In 2007, Culver City pursued grant funding to create a healthier, more vibrant city by impoving the walkability and bikeability of the City. Culver City noted that studies have shown residents want to live in and around areas that are more walk and bike-friendly and that adding or improving walking and biking infrastructure was also shown to increase property values and small business revenue. The City submitted a “Policies for Livable Active Communities and Environments” (PLACE) Program grant application to the Los Angeles County Department of Public Health (DPH), for the preparation of the City’s first Citywide Bicycle and Pedestrian Master Plan (BPMP) and the implementation of the BPMP through initiating grant funded programs, review and updating of City’s related plans, codes, policies and standards, and the installation of physical bikeway improvements.
Culver City was awarded the PLACE grant and subsequently contracted with Alta Planning + Design to produce the BPMP. The project included surveying and analyzing all of Culver City, identifying existing walking and biking routes and where improvements could be made. In 2010, the BPMP was unanimously approved by the City Council and adopted the goal:
To transform the City into a place with an extensive bicycle and pedestrian network that allows travelers of all levels and abilities to feel comfortable walking and biking to their destinations. In so doing, encourage more people to forgo car trips, when possible, in favor of alternative forms of transportation and become truly bicycle and pedestrian friendly.
Since its adoption, the BPMP has provided a blueprint for City to follow when implementing public Capital Improvement Projects and approving private development projects. View/download the BPMP HERE
The BPMP recognizes the importance of Safe Routes to School (SRTS) programs in helping to attain the goal and embraces the active pursuit of SRTS grant funding. During the BPMP drafting process the City in partnership with the DPH and the School District, recognized that encouraging more children to walk and bike to school would have many benefits such as reduced traffic, safer streets and healthier children. The City, working with DPH and the School District, applied for Safe Routes to School funding through the California program. In 2010 the City was awarded a California SRTS Infrastructure grant to improve the built environment around Linwood E. Howe Elementary School. These improvements (Started March 24, 2014) will add curb extensions, roadway striping and new crosswalks improvements to 13 intersections in the neighborhood of the school. These curb extensions have many benefits, including creating shorter crossings for pedestrians, reducing the speed of traffic and creating more visibility at each intersection. These improvements will improve the safety in the neighborhood, not just for students and parents walking or biking to school, but for all users in the area.
In 2012, the City was awarded a Federal SRTS Non-infrastructure grant to concentrate on a city-wide education and encouragement program.

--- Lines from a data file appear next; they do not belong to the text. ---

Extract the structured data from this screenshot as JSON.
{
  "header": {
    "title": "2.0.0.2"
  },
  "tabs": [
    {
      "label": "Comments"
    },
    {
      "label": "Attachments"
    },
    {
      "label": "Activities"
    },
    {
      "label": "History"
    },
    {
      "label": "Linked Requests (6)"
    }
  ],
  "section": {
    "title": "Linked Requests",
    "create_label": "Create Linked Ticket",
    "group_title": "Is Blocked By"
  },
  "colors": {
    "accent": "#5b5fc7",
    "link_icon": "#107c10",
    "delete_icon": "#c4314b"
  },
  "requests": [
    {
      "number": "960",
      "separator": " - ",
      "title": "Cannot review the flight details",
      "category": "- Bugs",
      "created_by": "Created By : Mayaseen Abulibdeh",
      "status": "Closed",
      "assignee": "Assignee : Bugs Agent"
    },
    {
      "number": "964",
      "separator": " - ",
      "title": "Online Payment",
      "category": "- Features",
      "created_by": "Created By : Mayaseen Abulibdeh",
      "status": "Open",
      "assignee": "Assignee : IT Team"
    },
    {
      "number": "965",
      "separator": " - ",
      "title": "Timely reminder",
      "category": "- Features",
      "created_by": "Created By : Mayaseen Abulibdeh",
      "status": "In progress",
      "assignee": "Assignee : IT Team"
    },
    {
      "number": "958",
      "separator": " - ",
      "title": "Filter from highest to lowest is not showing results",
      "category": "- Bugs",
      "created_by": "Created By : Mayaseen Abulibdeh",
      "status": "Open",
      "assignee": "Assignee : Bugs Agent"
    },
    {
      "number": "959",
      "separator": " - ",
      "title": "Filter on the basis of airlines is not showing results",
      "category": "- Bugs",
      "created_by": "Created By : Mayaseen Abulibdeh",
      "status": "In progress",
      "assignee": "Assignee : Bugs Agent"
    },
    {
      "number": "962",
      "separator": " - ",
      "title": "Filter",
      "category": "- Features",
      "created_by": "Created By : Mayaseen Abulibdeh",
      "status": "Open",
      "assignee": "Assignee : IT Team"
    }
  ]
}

Ambitious in its scope, over the next 4-years the program is intended to create and implement a sustainable program to service all five elementary schools and the middle school in Culver City. For more information on the Culver City Non-Infrastructure SRTS Program, click HERE